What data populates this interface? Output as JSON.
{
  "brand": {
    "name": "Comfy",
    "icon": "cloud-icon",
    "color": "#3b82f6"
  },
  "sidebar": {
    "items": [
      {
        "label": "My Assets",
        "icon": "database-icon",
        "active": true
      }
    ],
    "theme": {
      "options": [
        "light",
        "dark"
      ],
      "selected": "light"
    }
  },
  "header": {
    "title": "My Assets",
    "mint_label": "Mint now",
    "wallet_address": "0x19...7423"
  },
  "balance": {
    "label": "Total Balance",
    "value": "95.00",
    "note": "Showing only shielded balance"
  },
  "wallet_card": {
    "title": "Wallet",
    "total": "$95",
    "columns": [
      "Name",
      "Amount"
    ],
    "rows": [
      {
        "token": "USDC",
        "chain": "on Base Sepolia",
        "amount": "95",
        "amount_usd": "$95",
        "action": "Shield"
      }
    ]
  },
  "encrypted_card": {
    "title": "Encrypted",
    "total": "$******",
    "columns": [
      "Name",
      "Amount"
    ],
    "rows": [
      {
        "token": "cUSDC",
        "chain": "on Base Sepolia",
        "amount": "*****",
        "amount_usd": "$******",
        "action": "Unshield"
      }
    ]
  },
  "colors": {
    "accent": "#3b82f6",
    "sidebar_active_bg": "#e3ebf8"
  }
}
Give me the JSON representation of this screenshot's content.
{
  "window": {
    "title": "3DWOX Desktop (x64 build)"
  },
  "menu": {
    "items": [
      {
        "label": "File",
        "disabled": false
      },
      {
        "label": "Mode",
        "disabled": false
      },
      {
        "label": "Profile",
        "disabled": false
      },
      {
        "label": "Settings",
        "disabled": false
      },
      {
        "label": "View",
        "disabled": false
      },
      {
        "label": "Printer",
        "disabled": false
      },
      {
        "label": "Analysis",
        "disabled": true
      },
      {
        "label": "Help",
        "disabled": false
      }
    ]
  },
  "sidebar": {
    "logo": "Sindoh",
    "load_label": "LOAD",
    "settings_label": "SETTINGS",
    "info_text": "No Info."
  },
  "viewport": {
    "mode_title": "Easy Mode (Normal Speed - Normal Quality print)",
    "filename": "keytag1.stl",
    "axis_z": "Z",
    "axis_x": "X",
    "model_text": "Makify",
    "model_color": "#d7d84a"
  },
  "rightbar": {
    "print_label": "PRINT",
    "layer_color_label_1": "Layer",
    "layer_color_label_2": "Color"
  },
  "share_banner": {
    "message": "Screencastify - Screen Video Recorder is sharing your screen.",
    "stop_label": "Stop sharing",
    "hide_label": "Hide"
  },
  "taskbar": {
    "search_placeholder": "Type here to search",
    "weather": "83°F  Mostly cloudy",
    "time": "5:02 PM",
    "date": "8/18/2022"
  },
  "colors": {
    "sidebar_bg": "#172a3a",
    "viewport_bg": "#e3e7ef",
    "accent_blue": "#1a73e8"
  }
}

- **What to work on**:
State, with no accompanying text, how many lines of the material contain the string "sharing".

- **Answer to this problem**:
2